(Beginning of Extracted entries)

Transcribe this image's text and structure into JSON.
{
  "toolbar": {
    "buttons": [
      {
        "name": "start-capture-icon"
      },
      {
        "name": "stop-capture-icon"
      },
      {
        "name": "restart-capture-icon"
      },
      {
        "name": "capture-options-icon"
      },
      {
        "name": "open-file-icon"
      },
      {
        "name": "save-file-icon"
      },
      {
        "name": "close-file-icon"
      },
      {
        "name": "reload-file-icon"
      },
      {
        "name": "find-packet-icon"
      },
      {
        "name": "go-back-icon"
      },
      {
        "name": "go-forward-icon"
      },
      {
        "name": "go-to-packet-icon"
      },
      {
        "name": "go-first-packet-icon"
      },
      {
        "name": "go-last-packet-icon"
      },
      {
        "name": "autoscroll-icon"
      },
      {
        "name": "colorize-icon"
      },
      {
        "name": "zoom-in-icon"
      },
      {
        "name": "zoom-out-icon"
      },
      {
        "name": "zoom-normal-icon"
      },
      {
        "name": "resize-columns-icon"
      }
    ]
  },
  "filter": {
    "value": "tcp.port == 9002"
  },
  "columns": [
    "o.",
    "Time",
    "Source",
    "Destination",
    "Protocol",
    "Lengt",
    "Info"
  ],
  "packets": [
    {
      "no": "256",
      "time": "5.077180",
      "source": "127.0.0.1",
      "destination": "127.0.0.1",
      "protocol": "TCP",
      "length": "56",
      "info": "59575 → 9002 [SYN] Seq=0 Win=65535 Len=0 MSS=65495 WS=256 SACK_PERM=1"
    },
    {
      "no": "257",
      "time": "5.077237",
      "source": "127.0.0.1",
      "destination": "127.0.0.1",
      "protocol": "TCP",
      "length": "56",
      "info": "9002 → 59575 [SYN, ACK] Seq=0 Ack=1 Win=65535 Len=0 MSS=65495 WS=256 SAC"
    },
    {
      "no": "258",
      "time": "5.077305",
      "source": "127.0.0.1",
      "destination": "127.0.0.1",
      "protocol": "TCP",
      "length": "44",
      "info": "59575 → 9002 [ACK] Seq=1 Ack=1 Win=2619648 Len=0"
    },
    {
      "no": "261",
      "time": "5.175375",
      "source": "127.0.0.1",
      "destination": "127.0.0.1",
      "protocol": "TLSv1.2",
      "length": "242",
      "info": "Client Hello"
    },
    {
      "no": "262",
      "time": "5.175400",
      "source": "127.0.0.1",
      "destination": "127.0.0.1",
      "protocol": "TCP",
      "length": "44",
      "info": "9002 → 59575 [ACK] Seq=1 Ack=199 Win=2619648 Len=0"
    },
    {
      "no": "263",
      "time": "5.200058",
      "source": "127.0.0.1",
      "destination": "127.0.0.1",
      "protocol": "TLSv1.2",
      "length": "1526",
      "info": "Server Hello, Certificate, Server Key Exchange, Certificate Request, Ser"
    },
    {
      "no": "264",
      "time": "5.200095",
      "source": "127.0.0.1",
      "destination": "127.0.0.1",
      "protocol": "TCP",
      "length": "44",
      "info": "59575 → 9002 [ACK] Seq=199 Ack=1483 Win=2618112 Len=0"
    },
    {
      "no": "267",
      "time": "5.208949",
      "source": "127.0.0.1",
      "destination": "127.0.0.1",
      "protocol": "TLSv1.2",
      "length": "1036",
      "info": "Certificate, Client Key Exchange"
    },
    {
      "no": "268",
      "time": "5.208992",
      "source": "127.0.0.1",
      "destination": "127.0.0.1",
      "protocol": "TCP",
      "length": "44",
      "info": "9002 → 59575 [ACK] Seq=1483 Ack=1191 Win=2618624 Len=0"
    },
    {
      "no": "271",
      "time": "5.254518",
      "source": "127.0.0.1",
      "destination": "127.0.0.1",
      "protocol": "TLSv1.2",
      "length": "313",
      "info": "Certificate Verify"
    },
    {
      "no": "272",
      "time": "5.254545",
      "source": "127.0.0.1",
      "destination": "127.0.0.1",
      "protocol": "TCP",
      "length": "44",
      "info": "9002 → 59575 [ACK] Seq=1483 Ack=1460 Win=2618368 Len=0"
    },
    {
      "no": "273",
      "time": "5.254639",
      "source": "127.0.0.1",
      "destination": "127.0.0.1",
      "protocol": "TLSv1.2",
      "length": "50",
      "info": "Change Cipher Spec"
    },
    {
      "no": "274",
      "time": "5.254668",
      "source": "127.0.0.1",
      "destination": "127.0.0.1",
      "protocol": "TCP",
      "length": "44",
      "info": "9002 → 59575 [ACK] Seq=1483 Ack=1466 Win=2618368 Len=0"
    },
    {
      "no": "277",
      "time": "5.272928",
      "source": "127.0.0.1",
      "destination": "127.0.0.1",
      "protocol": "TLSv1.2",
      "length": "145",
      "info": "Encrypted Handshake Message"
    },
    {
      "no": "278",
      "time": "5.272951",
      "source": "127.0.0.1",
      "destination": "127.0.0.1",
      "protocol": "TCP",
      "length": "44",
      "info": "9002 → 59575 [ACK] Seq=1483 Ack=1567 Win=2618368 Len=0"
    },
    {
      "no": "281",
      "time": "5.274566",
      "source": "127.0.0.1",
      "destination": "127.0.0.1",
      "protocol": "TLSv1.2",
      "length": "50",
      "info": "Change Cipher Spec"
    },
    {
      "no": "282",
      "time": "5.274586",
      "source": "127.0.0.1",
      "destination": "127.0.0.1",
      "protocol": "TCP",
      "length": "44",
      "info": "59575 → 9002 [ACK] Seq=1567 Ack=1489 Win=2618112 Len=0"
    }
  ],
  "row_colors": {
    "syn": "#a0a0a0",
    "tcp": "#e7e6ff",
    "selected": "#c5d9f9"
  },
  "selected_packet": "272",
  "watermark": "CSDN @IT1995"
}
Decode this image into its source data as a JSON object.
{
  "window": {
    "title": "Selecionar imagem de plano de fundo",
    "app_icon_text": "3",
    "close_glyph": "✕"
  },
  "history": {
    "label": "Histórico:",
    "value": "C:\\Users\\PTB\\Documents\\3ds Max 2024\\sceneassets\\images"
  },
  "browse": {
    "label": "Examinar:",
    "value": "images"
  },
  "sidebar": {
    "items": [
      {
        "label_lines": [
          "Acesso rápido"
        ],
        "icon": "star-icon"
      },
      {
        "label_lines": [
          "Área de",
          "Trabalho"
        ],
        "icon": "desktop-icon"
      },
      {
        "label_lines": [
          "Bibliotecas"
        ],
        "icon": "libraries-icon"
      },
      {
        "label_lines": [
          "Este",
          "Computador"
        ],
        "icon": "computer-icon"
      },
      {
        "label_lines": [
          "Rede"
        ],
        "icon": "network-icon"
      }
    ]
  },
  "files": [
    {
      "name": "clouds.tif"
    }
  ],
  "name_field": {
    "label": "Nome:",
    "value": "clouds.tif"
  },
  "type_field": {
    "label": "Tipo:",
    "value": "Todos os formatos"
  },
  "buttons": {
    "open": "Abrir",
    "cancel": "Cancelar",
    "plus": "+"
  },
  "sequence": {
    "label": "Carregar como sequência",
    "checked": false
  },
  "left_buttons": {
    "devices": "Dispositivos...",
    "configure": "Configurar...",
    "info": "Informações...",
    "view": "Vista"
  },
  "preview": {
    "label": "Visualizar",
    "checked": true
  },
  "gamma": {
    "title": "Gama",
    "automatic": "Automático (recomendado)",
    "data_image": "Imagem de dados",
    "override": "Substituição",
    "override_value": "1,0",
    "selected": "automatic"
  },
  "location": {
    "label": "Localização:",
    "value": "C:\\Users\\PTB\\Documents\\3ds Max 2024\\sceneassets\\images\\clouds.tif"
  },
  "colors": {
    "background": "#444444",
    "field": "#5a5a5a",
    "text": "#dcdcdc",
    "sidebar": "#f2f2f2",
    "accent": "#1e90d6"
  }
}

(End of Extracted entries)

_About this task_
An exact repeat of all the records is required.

_Task solution_
Transcribe this image's text and structure into JSON.
{
  "toolbar": {
    "buttons": [
      {
        "name": "start-capture-icon"
      },
      {
        "name": "stop-capture-icon"
      },
      {
        "name": "restart-capture-icon"
      },
      {
        "name": "capture-options-icon"
      },
      {
        "name": "open-file-icon"
      },
      {
        "name": "save-file-icon"
      },
      {
        "name": "close-file-icon"
      },
      {
        "name": "reload-file-icon"
      },
      {
        "name": "find-packet-icon"
      },
      {
        "name": "go-back-icon"
      },
      {
        "name": "go-forward-icon"
      },
      {
        "name": "go-to-packet-icon"
      },
      {
        "name": "go-first-packet-icon"
      },
      {
        "name": "go-last-packet-icon"
      },
      {
        "name": "autoscroll-icon"
      },
      {
        "name": "colorize-icon"
      },
      {
        "name": "zoom-in-icon"
      },
      {
        "name": "zoom-out-icon"
      },
      {
        "name": "zoom-normal-icon"
      },
      {
        "name": "resize-columns-icon"
      }
    ]
  },
  "filter": {
    "value": "tcp.port == 9002"
  },
  "columns": [
    "o.",
    "Time",
    "Source",
    "Destination",
    "Protocol",
    "Lengt",
    "Info"
  ],
  "packets": [
    {
      "no": "256",
      "time": "5.077180",
      "source": "127.0.0.1",
      "destination": "127.0.0.1",
      "protocol": "TCP",
      "length": "56",
      "info": "59575 → 9002 [SYN] Seq=0 Win=65535 Len=0 MSS=65495 WS=256 SACK_PERM=1"
    },
    {
      "no": "257",
      "time": "5.077237",
      "source": "127.0.0.1",
      "destination": "127.0.0.1",
      "protocol": "TCP",
      "length": "56",
      "info": "9002 → 59575 [SYN, ACK] Seq=0 Ack=1 Win=65535 Len=0 MSS=65495 WS=256 SAC"
    },
    {
      "no": "258",
      "time": "5.077305",
      "source": "127.0.0.1",
      "destination": "127.0.0.1",
      "protocol": "TCP",
      "length": "44",
      "info": "59575 → 9002 [ACK] Seq=1 Ack=1 Win=2619648 Len=0"
    },
    {
      "no": "261",
      "time": "5.175375",
      "source": "127.0.0.1",
      "destination": "127.0.0.1",
      "protocol": "TLSv1.2",
      "length": "242",
      "info": "Client Hello"
    },
    {
      "no": "262",
      "time": "5.175400",
      "source": "127.0.0.1",
      "destination": "127.0.0.1",
      "protocol": "TCP",
      "length": "44",
      "info": "9002 → 59575 [ACK] Seq=1 Ack=199 Win=2619648 Len=0"
    },
    {
      "no": "263",
      "time": "5.200058",
      "source": "127.0.0.1",
      "destination": "127.0.0.1",
      "protocol": "TLSv1.2",
      "length": "1526",
      "info": "Server Hello, Certificate, Server Key Exchange, Certificate Request, Ser"
    },
    {
      "no": "264",
      "time": "5.200095",
      "source": "127.0.0.1",
      "destination": "127.0.0.1",
      "protocol": "TCP",
      "length": "44",
      "info": "59575 → 9002 [ACK] Seq=199 Ack=1483 Win=2618112 Len=0"
    },
    {
      "no": "267",
      "time": "5.208949",
      "source": "127.0.0.1",
      "destination": "127.0.0.1",
      "protocol": "TLSv1.2",
      "length": "1036",
      "info": "Certificate, Client Key Exchange"
    },
    {
      "no": "268",
      "time": "5.208992",
      "source": "127.0.0.1",
      "destination": "127.0.0.1",
      "protocol": "TCP",
      "length": "44",
      "info": "9002 → 59575 [ACK] Seq=1483 Ack=1191 Win=2618624 Len=0"
    },
    {
      "no": "271",
      "time": "5.254518",
      "source": "127.0.0.1",
      "destination": "127.0.0.1",
      "protocol": "TLSv1.2",
      "length": "313",
      "info": "Certificate Verify"
    },
    {
      "no": "272",
      "time": "5.254545",
      "source": "127.0.0.1",
      "destination": "127.0.0.1",
      "protocol": "TCP",
      "length": "44",
      "info": "9002 → 59575 [ACK] Seq=1483 Ack=1460 Win=2618368 Len=0"
    },
    {
      "no": "273",
      "time": "5.254639",
      "source": "127.0.0.1",
      "destination": "127.0.0.1",
      "protocol": "TLSv1.2",
      "length": "50",
      "info": "Change Cipher Spec"
    },
    {
      "no": "274",
      "time": "5.254668",
      "source": "127.0.0.1",
      "destination": "127.0.0.1",
      "protocol": "TCP",
      "length": "44",
      "info": "9002 → 59575 [ACK] Seq=1483 Ack=1466 Win=2618368 Len=0"
    },
    {
      "no": "277",
      "time": "5.272928",
      "source": "127.0.0.1",
      "destination": "127.0.0.1",
      "protocol": "TLSv1.2",
      "length": "145",
      "info": "Encrypted Handshake Message"
    },
    {
      "no": "278",
      "time": "5.272951",
      "source": "127.0.0.1",
      "destination": "127.0.0.1",
      "protocol": "TCP",
      "length": "44",
      "info": "9002 → 59575 [ACK] Seq=1483 Ack=1567 Win=2618368 Len=0"
    },
    {
      "no": "281",
      "time": "5.274566",
      "source": "127.0.0.1",
      "destination": "127.0.0.1",
      "protocol": "TLSv1.2",
      "length": "50",
      "info": "Change Cipher Spec"
    },
    {
      "no": "282",
      "time": "5.274586",
      "source": "127.0.0.1",
      "destination": "127.0.0.1",
      "protocol": "TCP",
      "length": "44",
      "info": "59575 → 9002 [ACK] Seq=1567 Ack=1489 Win=2618112 Len=0"
    }
  ],
  "row_colors": {
    "syn": "#a0a0a0",
    "tcp": "#e7e6ff",
    "selected": "#c5d9f9"
  },
  "selected_packet": "272",
  "watermark": "CSDN @IT1995"
}
Decode this image into its source data as a JSON object.
{
  "window": {
    "title": "Selecionar imagem de plano de fundo",
    "app_icon_text": "3",
    "close_glyph": "✕"
  },
  "history": {
    "label": "Histórico:",
    "value": "C:\\Users\\PTB\\Documents\\3ds Max 2024\\sceneassets\\images"
  },
  "browse": {
    "label": "Examinar:",
    "value": "images"
  },
  "sidebar": {
    "items": [
      {
        "label_lines": [
          "Acesso rápido"
        ],
        "icon": "star-icon"
      },
      {
        "label_lines": [
          "Área de",
          "Trabalho"
        ],
        "icon": "desktop-icon"
      },
      {
        "label_lines": [
          "Bibliotecas"
        ],
        "icon": "libraries-icon"
      },
      {
        "label_lines": [
          "Este",
          "Computador"
        ],
        "icon": "computer-icon"
      },
      {
        "label_lines": [
          "Rede"
        ],
        "icon": "network-icon"
      }
    ]
  },
  "files": [
    {
      "name": "clouds.tif"
    }
  ],
  "name_field": {
    "label": "Nome:",
    "value": "clouds.tif"
  },
  "type_field": {
    "label": "Tipo:",
    "value": "Todos os formatos"
  },
  "buttons": {
    "open": "Abrir",
    "cancel": "Cancelar",
    "plus": "+"
  },
  "sequence": {
    "label": "Carregar como sequência",
    "checked": false
  },
  "left_buttons": {
    "devices": "Dispositivos...",
    "configure": "Configurar...",
    "info": "Informações...",
    "view": "Vista"
  },
  "preview": {
    "label": "Visualizar",
    "checked": true
  },
  "gamma": {
    "title": "Gama",
    "automatic": "Automático (recomendado)",
    "data_image": "Imagem de dados",
    "override": "Substituição",
    "override_value": "1,0",
    "selected": "automatic"
  },
  "location": {
    "label": "Localização:",
    "value": "C:\\Users\\PTB\\Documents\\3ds Max 2024\\sceneassets\\images\\clouds.tif"
  },
  "colors": {
    "background": "#444444",
    "field": "#5a5a5a",
    "text": "#dcdcdc",
    "sidebar": "#f2f2f2",
    "accent": "#1e90d6"
  }
}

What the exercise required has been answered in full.